BEGIN GIVEN ENTRIES

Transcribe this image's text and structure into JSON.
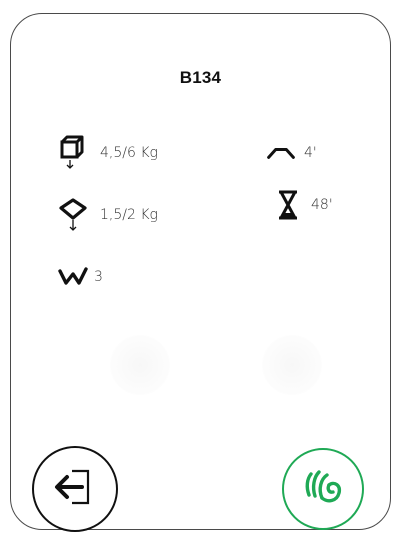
{
  "program": {
    "title": "B134"
  },
  "specs": {
    "dry_load": "4,5/6 Kg",
    "synthetic_load": "1,5/2 Kg",
    "wash_level": "3",
    "spin_time": "4'",
    "cycle_time": "48'"
  },
  "icons": {
    "dry_load": "cube-weight-icon",
    "synthetic_load": "diamond-weight-icon",
    "wash_level": "wave-level-icon",
    "spin_time": "arch-icon",
    "cycle_time": "hourglass-icon",
    "back": "exit-door-icon",
    "start": "hand-touch-icon"
  },
  "colors": {
    "start_accent": "#1fa955",
    "outline": "#111111"
  }
}
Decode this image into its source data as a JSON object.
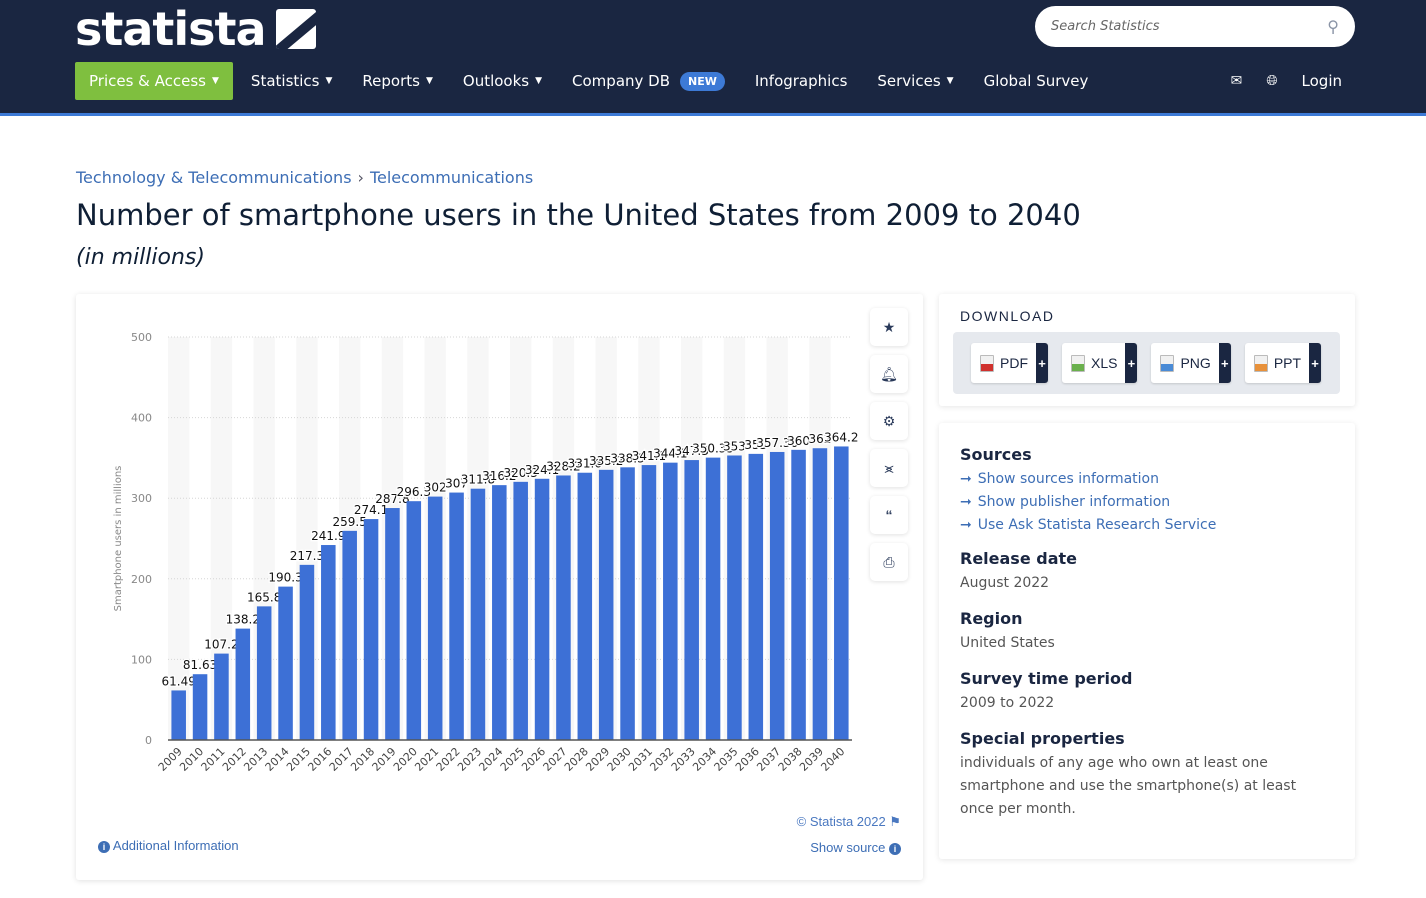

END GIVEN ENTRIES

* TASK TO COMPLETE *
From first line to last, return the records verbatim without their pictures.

* RESPONSE FOR THIS EXERCISE *
Transcribe this image's text and structure into JSON.
{
  "program": {
    "title": "B134"
  },
  "specs": {
    "dry_load": "4,5/6 Kg",
    "synthetic_load": "1,5/2 Kg",
    "wash_level": "3",
    "spin_time": "4'",
    "cycle_time": "48'"
  },
  "icons": {
    "dry_load": "cube-weight-icon",
    "synthetic_load": "diamond-weight-icon",
    "wash_level": "wave-level-icon",
    "spin_time": "arch-icon",
    "cycle_time": "hourglass-icon",
    "back": "exit-door-icon",
    "start": "hand-touch-icon"
  },
  "colors": {
    "start_accent": "#1fa955",
    "outline": "#111111"
  }
}
Decode this image into its source data as a JSON object.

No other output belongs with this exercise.